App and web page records
——————————

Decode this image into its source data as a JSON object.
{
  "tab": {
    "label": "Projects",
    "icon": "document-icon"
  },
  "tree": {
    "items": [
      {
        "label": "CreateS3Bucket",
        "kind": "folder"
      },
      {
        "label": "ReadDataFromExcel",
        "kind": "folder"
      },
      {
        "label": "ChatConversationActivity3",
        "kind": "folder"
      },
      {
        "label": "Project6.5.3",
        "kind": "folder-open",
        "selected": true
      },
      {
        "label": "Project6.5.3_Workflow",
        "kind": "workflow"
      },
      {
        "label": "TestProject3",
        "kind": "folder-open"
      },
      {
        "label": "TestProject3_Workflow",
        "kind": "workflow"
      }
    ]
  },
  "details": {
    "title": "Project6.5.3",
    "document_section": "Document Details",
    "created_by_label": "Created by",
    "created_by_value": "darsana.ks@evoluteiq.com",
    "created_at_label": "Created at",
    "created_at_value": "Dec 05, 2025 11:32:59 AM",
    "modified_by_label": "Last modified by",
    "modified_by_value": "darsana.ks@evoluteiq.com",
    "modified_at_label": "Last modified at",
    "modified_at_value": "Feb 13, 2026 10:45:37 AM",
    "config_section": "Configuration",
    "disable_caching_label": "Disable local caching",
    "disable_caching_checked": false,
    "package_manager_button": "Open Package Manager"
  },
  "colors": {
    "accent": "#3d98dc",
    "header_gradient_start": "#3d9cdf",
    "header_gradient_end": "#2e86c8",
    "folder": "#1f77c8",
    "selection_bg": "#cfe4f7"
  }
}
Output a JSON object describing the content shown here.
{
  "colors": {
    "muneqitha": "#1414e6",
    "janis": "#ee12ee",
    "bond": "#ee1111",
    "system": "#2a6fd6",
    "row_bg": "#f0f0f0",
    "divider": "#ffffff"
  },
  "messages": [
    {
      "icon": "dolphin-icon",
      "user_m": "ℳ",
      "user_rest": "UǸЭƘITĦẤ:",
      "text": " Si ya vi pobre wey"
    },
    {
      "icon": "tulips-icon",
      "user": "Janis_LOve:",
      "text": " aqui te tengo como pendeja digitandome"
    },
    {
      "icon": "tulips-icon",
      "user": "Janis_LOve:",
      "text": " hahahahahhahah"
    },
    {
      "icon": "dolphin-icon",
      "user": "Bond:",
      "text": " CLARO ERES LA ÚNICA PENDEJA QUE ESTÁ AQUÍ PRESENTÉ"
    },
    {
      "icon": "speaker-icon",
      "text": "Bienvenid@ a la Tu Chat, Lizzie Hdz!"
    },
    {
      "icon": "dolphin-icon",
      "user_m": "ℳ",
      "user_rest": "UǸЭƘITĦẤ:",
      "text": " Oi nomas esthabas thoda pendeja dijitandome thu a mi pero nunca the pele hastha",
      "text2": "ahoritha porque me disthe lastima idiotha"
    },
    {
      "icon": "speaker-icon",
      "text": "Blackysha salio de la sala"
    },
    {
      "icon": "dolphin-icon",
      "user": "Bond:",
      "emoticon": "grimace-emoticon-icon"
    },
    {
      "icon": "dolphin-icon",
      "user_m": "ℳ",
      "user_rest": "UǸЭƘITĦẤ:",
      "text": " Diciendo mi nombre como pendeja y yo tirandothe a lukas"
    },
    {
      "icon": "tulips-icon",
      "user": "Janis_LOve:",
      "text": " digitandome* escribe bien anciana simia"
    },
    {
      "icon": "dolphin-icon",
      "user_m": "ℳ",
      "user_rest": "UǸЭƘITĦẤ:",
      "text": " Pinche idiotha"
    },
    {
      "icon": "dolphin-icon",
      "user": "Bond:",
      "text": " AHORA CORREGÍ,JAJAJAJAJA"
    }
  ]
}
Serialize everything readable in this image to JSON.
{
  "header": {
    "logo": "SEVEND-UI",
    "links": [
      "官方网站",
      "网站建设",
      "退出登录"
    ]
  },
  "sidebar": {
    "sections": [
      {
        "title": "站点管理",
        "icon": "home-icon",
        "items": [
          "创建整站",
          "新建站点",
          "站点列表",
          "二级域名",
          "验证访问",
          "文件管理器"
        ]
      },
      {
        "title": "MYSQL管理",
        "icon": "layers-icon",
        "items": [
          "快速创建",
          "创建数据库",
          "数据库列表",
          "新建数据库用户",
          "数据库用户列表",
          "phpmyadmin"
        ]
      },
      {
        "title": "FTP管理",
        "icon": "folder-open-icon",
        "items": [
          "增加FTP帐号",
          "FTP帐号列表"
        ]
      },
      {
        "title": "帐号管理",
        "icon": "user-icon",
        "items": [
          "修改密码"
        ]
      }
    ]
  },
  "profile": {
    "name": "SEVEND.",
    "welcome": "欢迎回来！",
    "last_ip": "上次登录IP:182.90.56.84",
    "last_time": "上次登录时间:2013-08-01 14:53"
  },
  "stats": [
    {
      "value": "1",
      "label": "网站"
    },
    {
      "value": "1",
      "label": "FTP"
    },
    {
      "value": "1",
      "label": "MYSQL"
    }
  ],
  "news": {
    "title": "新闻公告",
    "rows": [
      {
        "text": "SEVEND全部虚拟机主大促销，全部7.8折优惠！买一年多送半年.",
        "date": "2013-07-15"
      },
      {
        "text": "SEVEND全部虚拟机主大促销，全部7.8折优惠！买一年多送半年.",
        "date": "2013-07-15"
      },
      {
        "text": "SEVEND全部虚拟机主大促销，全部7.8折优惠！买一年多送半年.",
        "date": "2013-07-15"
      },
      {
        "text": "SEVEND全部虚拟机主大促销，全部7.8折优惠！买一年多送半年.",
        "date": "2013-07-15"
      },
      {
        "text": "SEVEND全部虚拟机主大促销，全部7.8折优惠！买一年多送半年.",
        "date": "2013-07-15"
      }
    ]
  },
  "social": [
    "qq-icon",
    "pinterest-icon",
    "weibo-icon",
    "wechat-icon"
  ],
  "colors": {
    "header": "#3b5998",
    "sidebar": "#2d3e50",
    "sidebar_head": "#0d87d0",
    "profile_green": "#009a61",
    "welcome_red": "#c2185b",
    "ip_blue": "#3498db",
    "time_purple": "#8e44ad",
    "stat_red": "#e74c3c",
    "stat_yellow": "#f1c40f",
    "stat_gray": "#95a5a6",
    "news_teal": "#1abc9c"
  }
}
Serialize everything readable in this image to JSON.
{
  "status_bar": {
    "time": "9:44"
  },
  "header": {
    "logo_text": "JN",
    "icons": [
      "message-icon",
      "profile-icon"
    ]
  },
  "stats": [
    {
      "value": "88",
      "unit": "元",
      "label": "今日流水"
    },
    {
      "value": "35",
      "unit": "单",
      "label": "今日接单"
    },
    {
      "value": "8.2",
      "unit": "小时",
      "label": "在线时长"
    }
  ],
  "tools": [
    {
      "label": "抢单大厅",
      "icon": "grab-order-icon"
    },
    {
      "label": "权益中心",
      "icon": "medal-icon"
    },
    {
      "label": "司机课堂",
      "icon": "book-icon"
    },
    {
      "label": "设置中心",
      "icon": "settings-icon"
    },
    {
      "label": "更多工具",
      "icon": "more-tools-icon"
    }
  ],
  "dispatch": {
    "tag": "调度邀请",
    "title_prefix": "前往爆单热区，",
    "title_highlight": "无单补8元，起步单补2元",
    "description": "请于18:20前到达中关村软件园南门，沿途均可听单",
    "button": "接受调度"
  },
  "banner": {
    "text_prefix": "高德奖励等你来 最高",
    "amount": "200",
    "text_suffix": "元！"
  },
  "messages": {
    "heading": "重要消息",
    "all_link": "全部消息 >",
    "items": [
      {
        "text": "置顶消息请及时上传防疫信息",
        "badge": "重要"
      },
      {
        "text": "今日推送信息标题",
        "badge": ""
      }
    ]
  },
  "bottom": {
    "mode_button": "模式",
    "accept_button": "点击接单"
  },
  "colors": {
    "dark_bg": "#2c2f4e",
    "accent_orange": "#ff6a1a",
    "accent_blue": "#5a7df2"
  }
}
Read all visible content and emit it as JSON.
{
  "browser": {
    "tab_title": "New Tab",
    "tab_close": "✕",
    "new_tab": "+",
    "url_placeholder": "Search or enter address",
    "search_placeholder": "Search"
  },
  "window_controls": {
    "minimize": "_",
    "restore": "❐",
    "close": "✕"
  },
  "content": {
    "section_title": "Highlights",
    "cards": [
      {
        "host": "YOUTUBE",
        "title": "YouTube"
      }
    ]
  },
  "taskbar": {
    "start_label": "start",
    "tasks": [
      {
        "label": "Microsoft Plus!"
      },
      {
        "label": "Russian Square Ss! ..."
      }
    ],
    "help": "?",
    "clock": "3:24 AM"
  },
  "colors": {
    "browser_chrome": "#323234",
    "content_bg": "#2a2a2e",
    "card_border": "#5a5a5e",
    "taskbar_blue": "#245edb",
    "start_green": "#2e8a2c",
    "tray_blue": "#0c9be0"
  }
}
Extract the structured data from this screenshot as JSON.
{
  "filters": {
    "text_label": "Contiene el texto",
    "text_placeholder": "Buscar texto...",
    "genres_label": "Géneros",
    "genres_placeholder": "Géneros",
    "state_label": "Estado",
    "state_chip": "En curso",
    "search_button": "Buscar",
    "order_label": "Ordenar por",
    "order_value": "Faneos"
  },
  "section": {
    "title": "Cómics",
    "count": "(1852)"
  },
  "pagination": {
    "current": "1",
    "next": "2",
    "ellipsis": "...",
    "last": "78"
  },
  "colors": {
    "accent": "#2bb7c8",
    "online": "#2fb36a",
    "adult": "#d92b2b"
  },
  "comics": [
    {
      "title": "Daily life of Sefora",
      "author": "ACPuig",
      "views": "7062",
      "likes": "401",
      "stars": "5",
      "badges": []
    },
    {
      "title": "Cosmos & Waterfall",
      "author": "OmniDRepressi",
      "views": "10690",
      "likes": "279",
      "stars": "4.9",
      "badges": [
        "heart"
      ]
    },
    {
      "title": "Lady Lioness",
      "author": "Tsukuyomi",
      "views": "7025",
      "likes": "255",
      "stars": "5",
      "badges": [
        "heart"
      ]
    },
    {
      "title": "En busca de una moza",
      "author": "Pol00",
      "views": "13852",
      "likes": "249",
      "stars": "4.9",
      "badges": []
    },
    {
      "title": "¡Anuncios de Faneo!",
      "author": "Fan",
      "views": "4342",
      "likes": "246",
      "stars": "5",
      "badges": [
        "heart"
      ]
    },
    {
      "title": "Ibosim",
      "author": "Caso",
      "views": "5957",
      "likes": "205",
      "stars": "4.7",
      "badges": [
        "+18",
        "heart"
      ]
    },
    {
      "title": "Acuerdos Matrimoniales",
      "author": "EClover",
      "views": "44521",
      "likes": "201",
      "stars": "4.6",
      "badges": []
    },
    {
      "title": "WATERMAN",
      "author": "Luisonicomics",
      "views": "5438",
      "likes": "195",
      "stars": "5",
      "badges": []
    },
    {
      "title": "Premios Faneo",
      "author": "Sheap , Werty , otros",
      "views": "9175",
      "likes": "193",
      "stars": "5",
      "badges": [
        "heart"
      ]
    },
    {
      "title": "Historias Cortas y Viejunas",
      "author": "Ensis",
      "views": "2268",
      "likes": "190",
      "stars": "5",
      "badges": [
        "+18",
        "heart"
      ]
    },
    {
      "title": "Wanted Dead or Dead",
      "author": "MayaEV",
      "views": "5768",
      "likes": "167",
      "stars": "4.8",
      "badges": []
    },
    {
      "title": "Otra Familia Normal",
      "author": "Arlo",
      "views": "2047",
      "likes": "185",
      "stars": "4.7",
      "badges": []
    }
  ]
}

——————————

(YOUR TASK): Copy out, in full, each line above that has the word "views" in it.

(EXERCISE SOLUTION):
      "views": "7062",
      "views": "10690",
      "views": "7025",
      "views": "13852",
      "views": "4342",
      "views": "5957",
      "views": "44521",
      "views": "5438",
      "views": "9175",
      "views": "2268",
      "views": "5768",
      "views": "2047",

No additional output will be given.